Sindh-Balochistan coast under environmental pressure: report
KARACHI: Environment experts have called for incorporating scientific principles of protecting the coast in development projects being undertaken along it, as coastal erosion according to them has aggravated in the areas where unplanned construction has been undertaken.
There was a need for a policy to deal with the situation, they said while speaking at a national consultative workshop organised by the International Union for Conservation of Nature (IUCN) in collaboration with the Climate Change Division under the federal government.
The programme was held to discuss and debate the draft of a national assessment report on coastal erosion in Pakistan. It was part of a two-year regional project, Strengthening the Resilience of Coastal Communities, Ecosystems, and Economies to Sea-Level Rise and Coastal Erosion, funded by the Mangroves for the Future (MFF) Initiative.

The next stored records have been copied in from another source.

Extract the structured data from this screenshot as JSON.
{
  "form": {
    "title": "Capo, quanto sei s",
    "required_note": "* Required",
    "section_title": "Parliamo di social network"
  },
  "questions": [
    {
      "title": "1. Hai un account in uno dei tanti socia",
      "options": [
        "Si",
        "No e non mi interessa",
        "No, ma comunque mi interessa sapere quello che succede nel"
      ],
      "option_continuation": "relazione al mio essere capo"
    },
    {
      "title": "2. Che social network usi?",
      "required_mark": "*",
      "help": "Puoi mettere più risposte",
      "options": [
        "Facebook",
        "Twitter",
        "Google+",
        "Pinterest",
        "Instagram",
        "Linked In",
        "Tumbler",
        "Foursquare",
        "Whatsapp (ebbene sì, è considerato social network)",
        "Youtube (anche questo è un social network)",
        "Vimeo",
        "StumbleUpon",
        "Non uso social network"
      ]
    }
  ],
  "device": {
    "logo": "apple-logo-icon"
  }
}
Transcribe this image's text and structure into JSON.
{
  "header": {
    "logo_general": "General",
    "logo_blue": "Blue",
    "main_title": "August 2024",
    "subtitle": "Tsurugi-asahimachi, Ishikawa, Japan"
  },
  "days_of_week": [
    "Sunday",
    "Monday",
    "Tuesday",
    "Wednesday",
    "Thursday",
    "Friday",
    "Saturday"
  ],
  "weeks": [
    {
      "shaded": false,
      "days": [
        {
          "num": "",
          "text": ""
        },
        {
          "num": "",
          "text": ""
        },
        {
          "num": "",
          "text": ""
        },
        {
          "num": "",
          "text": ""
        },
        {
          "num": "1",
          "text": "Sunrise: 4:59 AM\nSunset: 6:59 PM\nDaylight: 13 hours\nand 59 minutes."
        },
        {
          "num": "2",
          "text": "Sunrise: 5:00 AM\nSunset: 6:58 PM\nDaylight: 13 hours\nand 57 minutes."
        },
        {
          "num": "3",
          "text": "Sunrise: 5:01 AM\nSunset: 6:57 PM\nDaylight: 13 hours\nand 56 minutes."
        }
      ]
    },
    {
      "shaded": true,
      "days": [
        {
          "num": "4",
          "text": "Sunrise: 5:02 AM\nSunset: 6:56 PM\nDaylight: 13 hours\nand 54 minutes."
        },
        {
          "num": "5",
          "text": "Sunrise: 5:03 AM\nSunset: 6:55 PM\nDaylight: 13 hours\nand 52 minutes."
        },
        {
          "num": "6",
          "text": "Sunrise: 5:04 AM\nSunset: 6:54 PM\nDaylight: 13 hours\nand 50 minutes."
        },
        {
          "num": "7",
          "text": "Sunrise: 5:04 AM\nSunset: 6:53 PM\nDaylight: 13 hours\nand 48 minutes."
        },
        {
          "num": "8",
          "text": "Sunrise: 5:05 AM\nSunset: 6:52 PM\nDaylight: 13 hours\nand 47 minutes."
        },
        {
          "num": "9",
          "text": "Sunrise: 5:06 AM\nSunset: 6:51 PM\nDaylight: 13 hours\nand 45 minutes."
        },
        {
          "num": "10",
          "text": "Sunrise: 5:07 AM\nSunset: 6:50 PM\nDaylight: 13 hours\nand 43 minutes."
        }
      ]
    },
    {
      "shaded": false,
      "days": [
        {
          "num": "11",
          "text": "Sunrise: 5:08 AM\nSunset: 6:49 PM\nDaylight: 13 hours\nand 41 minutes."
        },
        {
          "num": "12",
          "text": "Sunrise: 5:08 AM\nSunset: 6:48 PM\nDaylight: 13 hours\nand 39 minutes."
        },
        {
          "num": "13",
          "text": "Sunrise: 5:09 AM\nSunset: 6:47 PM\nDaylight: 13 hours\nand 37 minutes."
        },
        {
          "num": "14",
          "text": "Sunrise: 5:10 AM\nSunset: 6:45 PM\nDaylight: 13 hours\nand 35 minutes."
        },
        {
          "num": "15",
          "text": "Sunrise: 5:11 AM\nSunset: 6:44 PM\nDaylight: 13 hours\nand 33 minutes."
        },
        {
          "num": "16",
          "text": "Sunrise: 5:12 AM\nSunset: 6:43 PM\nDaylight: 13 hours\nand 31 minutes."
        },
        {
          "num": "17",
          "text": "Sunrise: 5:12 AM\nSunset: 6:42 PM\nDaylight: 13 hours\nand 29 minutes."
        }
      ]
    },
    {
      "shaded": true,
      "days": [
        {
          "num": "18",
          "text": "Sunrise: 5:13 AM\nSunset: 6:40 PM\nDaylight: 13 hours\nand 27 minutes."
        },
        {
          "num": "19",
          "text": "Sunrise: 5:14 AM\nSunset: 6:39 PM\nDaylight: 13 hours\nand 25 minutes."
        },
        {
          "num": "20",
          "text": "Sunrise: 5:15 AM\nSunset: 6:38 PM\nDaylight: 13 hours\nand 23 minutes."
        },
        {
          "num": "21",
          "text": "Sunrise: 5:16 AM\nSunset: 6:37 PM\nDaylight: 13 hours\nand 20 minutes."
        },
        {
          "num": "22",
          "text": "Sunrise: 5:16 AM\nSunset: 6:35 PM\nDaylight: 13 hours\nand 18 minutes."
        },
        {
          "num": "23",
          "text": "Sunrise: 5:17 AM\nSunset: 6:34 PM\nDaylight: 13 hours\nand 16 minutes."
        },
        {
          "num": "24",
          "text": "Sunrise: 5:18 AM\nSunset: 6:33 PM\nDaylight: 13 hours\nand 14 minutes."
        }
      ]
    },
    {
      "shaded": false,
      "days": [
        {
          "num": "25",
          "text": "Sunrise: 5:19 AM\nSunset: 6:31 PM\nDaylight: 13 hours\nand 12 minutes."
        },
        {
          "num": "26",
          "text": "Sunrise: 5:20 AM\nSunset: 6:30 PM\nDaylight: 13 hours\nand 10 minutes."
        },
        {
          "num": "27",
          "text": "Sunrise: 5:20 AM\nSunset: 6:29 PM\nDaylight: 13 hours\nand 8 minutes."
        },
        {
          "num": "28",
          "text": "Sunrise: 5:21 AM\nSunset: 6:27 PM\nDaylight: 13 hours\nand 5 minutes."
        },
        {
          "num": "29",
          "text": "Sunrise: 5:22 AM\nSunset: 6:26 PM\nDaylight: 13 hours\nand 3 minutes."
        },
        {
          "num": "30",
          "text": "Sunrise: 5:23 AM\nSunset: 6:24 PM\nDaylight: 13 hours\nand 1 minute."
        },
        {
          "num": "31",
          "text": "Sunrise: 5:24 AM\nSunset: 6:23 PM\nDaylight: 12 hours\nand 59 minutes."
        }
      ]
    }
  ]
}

Sharing the findings of the report, the speakers said the coast of Sindh and Balochistan was under environmental pressure due to development activities being undertaken for the construction of harbours and ports, dredging, land reclamation, disposal of solid waste and sewage. These activities, they said, had made the coast vulnerable to erosion.
The beaches along Balochistan coast that used to be stabilised until the late 1980s had now been facing massive erosion at Kund Hub, Gadani, Damb, Pasni, Gwadar, and Jiwani, due to development of structures in the coastal zones, they said. At some areas, they added, erosion was so strong that seawater had found its way to enter the residences of the local community. Shah Bundar, Jati, Kharo Chan, Keti Bundar, Ghorabari, Bundal were the areas in Sindh facing fast erosion due to sea intrusion, they said, warning that the process would speed up on account of climate change and there was a need for future planning.
The speakers strongly recommended to the authorities concerned that coastal development authorities of Sindh and Balochistan should set up a task force to monitor and control the coastal erosion.
They also appreciated the mangroves conservation and plantation along the coast, as these trees presented a natural solution to save the coast.
“Given the scale of the adverse impacts of climate change, intensive collaborative efforts are needed to promote sustainable management of coastal resources, as no single initiative or agency can address all of these issues single-handedly,” said Sindh Chief Secretary Sajjad Saleem Hotiana in his keynote address.
He expressed the hope that the report on coastal erosion would help draw the attention of coastal stakeholders and policy makers to the emerging problem and strengthen regional collaboration.
Dr Wong Poh Poh, a consultant to the coordinating body on the Seas of East Asia, United Nations Environment Programme, said the national assessment report would not only address the coastal erosion but would also be a major document and reference in the development of new plans, policies, strategies and programmes on integrated coastal management.
Aban Marker Kabraji, the IUCN Regional Director for Asia, highlighted efforts of her organisation that she said had planted a large number of mangroves along the vulnerable coasts across the region as mangroves acted as a major protection against sea level rise in low-lying inland areas.
She also underscored the need for conducting studies on the extent of tree-coverage required along the coasts prior to the plantation of mangroves.
Earlier, IUCN Pakistan Country Representative Mahmood Akhtar Cheema in his welcome address said the organisation had been taking necessary steps towards promoting institutional collaboration at the national and regional levels and was actively engaged in the conservation of coastal mangrove ecosystem in collaboration with provincial forest departments of Sindh and Balochistan contributing to minimising the negative impacts of climate change – such as coastal erosion and sea erosion.
The Mangroves for the Future (MFF) Initiative focuses on two countries – Thailand and Pakistan – and is being implemented by the United Nations Environment Programme (UNEP) and the Coordinating Body of the Seas of East Asia (COBSEA) in collaboration with national partner institutions in Thailand and Pakistan.
In Pakistan, Climate Change Division, Islamabad is acting as the National Focal Agency for supervising and guiding the implementation of the project activities through the IUCN, Pakistan.